I won't subscribe. I'm sure many of you could have written a superior
init system, but have you done so? Isn't it much easier to vilify the
author of the present one. So who, exactly, is being arrogant?
Systemd is succeeding despite it being reinventing the wheel, not
because of it.
It's made a lot of people unhappy because like much of Lennart's work,
it doesn't add anything and it breaks other things.
So who, exactly, is being arrogant?
he won't listen to valid criticism, and when things go wrong its never
his fault (allegedly).
The point is that there was no real need to write a new init system, any
more than there was a need to add yet another linux sound system, or yet
another hotplug layer. He doesn't add stuff, he replaces it with stuff
that breaks what's there already half the time, and at its best is 'no
worse' than what was there before.
"What do you think about Gay Marriage?"
There was every need to replace sysVinit, which was creaking at the
seams with increasingly large numbers of enigmatic bash scripts. There
were candidates other than systemd, but that is what the debian team
chose. It works for me.
What he did was basically rip out the function that those scripts
had. It would have been easy to just replace all the init.d scripts
by a single template that only starts a program and cannot perform
auxiliary tasks (like preparing files or devices), and those that
are allergic to scripts (typically managers who listen too much
to salesmen of clickety-click products) could have it their way.
But no, the whole subsystem was replaced and caused lots of problems
that we did not ask for.
He probably is. He is on a mission to destroy the beauty modularity
of Linux and turn it into the monolythic mess that Windows is.
Likely the next step is convince the world that there is no point in
running Linux, you might as well run Windows and get the same trouble.
A code and indeed all history is like that.
At a given point someone gets so pi$$ed off that they redesign something
from scratch. E.g. Linus Torvalds.
Then Good Men Saw that it Was Good, and bent their mighty thews to the
wheels, and gave it momentum.
Then tossers came along saw a job for life and a bandwagon, and jumped
Eventually it was so heavy it became mired in the bogs of time.
Actually desktop linux is probably at its peak now.
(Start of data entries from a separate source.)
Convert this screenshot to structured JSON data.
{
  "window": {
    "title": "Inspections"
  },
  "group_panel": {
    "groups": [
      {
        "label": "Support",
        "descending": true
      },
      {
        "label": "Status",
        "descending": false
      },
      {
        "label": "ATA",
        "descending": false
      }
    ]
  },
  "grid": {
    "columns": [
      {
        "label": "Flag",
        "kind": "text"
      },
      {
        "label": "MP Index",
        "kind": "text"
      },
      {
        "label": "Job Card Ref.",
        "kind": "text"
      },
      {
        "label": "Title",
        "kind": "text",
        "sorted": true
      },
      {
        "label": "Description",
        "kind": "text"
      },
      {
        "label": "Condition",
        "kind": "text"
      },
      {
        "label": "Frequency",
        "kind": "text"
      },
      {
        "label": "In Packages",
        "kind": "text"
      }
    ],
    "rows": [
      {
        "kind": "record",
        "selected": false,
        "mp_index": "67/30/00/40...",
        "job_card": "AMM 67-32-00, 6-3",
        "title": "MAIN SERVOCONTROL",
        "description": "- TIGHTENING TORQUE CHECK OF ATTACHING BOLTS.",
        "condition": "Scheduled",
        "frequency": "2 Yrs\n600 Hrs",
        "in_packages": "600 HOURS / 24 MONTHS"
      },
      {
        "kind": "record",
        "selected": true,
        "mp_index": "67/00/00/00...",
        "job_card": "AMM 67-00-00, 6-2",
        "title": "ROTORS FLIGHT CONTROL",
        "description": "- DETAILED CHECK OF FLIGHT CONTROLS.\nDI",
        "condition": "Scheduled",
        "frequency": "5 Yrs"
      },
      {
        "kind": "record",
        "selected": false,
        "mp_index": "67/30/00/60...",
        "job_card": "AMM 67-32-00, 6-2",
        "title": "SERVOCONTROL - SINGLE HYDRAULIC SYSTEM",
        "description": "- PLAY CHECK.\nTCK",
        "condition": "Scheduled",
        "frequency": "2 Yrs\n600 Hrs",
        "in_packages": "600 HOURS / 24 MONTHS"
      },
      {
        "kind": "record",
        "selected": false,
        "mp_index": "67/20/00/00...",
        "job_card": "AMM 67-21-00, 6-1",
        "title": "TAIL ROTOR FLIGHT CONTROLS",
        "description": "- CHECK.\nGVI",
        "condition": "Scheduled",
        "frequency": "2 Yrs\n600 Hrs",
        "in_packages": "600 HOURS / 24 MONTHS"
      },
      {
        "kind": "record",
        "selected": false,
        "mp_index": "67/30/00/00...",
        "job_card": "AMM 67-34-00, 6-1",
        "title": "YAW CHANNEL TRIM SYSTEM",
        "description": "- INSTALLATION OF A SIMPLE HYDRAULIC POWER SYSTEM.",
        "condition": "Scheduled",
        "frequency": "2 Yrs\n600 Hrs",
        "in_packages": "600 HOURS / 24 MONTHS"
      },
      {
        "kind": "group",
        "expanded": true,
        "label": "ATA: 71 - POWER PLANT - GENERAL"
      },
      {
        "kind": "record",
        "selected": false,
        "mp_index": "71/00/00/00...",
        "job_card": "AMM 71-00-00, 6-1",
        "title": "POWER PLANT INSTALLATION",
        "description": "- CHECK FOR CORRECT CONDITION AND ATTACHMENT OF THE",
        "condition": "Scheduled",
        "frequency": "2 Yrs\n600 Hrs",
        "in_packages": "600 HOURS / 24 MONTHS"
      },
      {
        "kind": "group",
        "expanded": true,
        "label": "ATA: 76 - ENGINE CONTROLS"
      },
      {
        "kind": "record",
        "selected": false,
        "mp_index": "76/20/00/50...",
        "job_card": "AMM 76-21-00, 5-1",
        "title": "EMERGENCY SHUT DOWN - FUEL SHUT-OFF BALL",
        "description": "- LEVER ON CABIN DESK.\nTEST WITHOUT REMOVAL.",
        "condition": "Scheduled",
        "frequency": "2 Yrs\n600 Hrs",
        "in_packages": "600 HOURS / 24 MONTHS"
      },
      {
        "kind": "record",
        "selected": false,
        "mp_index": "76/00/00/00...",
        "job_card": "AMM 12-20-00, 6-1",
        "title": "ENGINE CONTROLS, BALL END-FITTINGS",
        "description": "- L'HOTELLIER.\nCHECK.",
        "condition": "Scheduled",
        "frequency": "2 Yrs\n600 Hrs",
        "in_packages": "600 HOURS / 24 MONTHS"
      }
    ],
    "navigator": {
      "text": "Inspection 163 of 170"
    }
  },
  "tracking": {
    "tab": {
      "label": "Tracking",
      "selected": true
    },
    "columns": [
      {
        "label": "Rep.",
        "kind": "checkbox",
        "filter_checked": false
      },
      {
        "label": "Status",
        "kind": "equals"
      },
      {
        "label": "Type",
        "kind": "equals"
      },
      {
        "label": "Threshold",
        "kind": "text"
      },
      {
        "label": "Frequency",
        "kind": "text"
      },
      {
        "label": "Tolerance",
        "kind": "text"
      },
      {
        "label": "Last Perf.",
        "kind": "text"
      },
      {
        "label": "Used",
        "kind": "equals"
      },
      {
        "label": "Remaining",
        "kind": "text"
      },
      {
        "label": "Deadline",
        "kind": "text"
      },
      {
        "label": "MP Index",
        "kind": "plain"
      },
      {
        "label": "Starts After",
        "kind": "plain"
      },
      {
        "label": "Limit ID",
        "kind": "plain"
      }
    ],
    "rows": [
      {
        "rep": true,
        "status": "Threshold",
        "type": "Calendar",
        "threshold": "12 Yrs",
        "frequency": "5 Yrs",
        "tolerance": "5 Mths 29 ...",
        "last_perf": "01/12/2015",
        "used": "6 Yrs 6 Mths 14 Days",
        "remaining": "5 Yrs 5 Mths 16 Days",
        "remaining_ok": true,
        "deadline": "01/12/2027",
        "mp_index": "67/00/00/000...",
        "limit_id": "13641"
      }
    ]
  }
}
IT just works, all that is left is to indulge in 'creeping featurism'
that well known weed so beloved of software engineers with nothing
better to do with themselves.
Future generations will wonder in bemused amazement that the early
twenty-first century?s developed world went into hysterical panic over a
Slackware is (at least for the next version) avoiding systemd, much to
the relief of Slackware users. There are some other Linux distros
doing this as well, and I've read that you can uninstall it from
debian and use something else.
No-one needs to develop an alternative, there are already working
alternatives. Also according to what I have read, part of the
difficulty with avoiding systemd is how it is tightly integrated with
some other components (udev?) which are under Redhat/Poettering
control, so systemd-free versions of these components needed something
else. This is a note from Slackware current's changelog:
Fri Nov 20 05:25:18 UTC 2015
We've made the switch from udev to eudev, and everything seems
to be working perfectly. Big thanks to the eudev team for
helping us bring Slackware's udev up to date!
On the other hand if you are talking about an OS for the RPi, as
opposed to x86-type systems, you may be out of luck.